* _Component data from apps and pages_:
⁂
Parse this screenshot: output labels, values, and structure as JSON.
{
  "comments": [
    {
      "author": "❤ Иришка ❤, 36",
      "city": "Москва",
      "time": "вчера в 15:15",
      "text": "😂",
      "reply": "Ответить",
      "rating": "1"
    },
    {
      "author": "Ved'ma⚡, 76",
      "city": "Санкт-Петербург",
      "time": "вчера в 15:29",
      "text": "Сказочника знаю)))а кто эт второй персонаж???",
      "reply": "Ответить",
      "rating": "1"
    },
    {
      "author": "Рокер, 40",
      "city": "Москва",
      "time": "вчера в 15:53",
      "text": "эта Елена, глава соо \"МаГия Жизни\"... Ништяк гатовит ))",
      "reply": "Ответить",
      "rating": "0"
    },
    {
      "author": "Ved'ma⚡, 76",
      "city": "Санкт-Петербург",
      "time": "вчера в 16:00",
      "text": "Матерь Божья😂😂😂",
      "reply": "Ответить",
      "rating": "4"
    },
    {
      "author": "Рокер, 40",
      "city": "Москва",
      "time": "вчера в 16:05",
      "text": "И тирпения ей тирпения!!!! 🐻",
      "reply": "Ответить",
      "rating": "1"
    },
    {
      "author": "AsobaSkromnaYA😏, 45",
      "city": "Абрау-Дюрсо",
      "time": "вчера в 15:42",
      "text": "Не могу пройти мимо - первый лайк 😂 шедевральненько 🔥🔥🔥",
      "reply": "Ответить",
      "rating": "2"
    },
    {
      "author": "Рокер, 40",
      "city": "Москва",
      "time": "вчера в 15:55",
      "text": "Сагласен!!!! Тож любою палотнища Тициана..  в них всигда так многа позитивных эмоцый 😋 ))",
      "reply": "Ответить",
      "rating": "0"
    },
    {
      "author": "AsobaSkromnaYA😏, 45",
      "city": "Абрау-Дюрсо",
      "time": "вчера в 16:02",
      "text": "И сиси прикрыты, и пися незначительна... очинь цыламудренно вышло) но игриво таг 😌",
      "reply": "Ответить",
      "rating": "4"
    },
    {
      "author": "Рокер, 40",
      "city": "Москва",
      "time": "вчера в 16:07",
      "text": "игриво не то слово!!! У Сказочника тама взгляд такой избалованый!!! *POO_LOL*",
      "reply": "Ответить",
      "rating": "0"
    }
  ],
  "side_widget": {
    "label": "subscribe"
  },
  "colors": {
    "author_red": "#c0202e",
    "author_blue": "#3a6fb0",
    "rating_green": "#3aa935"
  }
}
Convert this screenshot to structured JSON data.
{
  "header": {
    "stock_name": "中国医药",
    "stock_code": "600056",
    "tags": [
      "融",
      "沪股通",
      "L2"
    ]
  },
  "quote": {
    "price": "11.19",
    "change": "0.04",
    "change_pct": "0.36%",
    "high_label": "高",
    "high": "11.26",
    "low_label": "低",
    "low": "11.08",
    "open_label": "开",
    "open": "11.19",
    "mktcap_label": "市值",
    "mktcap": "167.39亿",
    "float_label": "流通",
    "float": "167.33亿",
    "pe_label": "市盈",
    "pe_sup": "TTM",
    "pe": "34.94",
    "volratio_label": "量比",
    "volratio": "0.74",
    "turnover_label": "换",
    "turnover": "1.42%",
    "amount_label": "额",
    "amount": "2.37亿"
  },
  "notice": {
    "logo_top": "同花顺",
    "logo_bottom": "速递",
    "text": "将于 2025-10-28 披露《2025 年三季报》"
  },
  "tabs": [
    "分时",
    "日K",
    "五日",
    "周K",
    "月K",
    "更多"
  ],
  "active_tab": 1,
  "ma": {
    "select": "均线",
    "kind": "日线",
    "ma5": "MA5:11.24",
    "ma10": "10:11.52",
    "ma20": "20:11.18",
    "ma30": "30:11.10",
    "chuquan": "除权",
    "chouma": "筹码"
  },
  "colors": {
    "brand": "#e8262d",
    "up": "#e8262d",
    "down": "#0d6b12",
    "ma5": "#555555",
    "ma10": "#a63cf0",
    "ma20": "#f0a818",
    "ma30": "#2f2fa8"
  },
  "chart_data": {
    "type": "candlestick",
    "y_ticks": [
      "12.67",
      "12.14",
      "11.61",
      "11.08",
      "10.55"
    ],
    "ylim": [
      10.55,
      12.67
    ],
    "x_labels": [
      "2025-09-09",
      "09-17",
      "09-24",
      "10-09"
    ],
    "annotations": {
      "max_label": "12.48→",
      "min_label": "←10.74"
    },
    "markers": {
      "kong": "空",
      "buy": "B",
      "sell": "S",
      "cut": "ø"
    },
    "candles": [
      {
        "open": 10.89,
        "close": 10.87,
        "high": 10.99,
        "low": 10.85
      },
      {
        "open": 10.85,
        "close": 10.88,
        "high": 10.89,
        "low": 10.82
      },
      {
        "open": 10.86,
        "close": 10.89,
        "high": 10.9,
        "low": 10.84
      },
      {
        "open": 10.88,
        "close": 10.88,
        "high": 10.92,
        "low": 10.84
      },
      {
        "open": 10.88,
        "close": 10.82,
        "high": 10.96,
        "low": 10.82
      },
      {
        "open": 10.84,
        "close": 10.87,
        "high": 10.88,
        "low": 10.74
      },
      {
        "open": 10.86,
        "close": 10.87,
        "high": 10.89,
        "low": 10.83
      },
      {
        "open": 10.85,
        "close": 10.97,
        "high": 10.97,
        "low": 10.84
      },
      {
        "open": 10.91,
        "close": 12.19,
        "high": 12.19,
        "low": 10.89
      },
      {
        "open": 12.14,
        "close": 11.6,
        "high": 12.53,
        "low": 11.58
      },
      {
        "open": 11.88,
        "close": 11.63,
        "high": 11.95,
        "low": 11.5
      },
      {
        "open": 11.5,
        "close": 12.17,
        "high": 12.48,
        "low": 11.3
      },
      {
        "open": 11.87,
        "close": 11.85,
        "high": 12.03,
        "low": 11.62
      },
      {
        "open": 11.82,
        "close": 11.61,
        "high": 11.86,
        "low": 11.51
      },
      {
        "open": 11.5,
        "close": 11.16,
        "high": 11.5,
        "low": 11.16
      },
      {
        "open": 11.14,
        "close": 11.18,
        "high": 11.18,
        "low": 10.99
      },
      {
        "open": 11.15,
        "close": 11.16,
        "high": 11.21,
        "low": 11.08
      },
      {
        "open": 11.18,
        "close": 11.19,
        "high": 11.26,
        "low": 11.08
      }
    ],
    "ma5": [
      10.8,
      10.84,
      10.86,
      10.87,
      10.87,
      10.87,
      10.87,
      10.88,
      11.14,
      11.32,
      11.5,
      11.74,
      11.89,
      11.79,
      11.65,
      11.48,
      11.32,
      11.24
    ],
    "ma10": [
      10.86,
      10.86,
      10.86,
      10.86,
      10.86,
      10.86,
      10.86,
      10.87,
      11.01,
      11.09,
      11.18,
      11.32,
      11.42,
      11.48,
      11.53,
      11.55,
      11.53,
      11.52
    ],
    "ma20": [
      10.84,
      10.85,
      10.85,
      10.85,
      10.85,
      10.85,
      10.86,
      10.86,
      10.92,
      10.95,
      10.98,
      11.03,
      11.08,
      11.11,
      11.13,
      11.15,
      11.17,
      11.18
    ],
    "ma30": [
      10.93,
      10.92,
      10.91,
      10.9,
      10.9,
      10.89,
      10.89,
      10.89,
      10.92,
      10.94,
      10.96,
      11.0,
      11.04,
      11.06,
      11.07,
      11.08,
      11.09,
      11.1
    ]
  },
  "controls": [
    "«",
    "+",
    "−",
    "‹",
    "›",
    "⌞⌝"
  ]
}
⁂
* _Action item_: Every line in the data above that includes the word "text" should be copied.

* _Task solution_:
      "text": "😂",
      "text": "Сказочника знаю)))а кто эт второй персонаж???",
      "text": "эта Елена, глава соо \"МаГия Жизни\"... Ништяк гатовит ))",
      "text": "Матерь Божья😂😂😂",
      "text": "И тирпения ей тирпения!!!! 🐻",
      "text": "Не могу пройти мимо - первый лайк 😂 шедевральненько 🔥🔥🔥",
      "text": "Сагласен!!!! Тож любою палотнища Тициана..  в них всигда так многа позитивных эмоцый 😋 ))",
      "text": "И сиси прикрыты, и пися незначительна... очинь цыламудренно вышло) но игриво таг 😌",
      "text": "игриво не то слово!!! У Сказочника тама взгляд такой избалованый!!! *POO_LOL*",
    "text": "将于 2025-10-28 披露《2025 年三季报》"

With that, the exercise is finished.